the healerThe Healer by Antti Tuomainen

It’s two days before Christmas and Helsinki is battling ruthless climate catastrophe: subway tunnels are flooded; the streets are full of abandoned vehicles; the social order is crumbling and private security firms have undermined the police force. Tapani Lehtinen, a struggling poet, is among the few still willing to live in the city. When Tapani’s journalist wife Johanna goes missing, he embarks on a frantic hunt for her. Johanna’s disappearance seems to be connected to a story she was researching about a serial killer known as ‘The Healer’.

First Impressions: I really liked the world of climate change Helskinki that you were thrown into as it was all enveloping and completely believable. There is chaos but the city is still functioning and recognisable. You are treated to this consistent world all the way through the novel and again, like in Tuomainen’s Dark as My Heart, I wish I knew Helsinki better to fully appreciate his descriptions.

Highlights: There was lots associated with the climate change world I enjoyed and found thoughtful like the refugee problems; although the context was different the social problems and attitudes were the same as we have now. I loved the author’s cool and poetic writing style and the way Tapani seems detached from his surroundings. The security companies and police operations were interesting (and probably recognisable today in some corrupt countries) as were the differences between the wealthy and ordinary citizens.
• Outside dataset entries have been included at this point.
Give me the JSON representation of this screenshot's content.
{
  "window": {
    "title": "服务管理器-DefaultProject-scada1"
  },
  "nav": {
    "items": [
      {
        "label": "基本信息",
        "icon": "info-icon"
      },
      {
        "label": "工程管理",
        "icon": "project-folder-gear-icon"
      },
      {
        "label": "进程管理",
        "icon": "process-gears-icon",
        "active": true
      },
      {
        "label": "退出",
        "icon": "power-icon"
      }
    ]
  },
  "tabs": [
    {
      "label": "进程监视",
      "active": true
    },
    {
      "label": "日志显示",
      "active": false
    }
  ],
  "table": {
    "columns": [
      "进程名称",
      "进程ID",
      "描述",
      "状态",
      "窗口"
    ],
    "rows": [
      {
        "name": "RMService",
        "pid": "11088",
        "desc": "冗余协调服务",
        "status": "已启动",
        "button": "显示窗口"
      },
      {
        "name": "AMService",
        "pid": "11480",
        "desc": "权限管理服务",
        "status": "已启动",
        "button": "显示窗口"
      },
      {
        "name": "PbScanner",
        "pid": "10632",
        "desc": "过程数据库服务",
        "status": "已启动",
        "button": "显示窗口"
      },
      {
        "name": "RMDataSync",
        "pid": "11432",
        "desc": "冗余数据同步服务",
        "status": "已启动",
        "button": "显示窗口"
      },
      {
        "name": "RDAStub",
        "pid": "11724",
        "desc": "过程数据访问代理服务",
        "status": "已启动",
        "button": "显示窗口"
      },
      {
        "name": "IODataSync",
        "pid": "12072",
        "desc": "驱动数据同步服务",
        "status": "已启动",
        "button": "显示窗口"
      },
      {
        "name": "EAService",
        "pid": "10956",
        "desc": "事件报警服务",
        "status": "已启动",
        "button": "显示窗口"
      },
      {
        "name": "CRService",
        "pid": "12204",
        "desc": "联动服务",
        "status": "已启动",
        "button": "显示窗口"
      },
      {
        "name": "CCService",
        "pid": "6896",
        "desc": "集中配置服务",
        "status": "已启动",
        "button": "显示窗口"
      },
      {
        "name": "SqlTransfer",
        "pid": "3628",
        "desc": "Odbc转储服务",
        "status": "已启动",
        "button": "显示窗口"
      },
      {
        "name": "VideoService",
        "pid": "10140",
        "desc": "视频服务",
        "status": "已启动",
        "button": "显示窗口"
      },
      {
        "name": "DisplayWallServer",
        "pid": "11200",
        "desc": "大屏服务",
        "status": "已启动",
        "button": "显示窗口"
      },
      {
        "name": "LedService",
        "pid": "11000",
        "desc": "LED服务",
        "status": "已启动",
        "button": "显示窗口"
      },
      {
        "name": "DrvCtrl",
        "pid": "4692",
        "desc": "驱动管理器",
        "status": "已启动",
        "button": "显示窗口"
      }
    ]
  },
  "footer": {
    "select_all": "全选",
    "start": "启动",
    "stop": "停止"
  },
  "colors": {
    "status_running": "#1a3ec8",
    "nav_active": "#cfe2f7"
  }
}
If I was an editor: What an original novel! Could it be longer to draw out the intrigue?

Overall: A fantastic noir/serial killer/climate change mash up. I’m all in on Cli-Fi if this is the benchmark!

 

5

Zany Combinations: A Wrong Turn at the Office of Unmade Lists

A Wrong Turn at the Office of Unmade ListsA Wrong Turn at the Office of Unmade Lists by Jane Rawson

Winner of The Most Underrated Book of the Year 2014. How can I resist!

Future Melbourne is bearing the brunt of climate change with UN Peacekeepers keeping order. Caddy camps by the Maribyrnong River and ekes out a living doing odd jobs organised for her by businessman Ray. When Ray makes a trade for some old maps he falls through the cracks (literally) and meets a brother and sister who are travelling across the USA on a quest to stand in every 25 foot square of the country. 

First Impressions: Climate change Melbourne is (scarily) realistic.

Highlights: Amazingly creative. That is the only way to summarise this novel. To have two disparate plot lines and seemlessly mesh them together so well is a rare thing. I have read some reviews that say it became a bit too abstract but I disagree. It was all perfectly balanced. One minute you are parched and sitting with Caddy in an unairconditioned bar with some UN soldiers and the next minute… Well, that’s just giving it away! Also, of you can’t tell, I liked reading about futuristic Melbourne. It is a very interesting society with a huge gulf between the haves and the have nots who all seem to operate off the radar in black market dealings. It made Caddy’s life very interesting!

If I was an editor: and a brash young writer boasted to me they completed a creative writing course, I wouldn’t expect anything less than the cleverness and imagination of this novel. Rawson is naturally an innovative writer and consequently has not had to enrol in such a course to unleash her imagination. However, being able to concentrate on her work at Varuna writers retreat was well worth it (although this has been for her next book I have since discovered; see comments!).

Overall: Yikes, imagine a world where vodka cruisers are a high demand black market item! Is that what climate change will bring us to??????

A Wrong Turn at the Office of Unmade Lists: 5 stars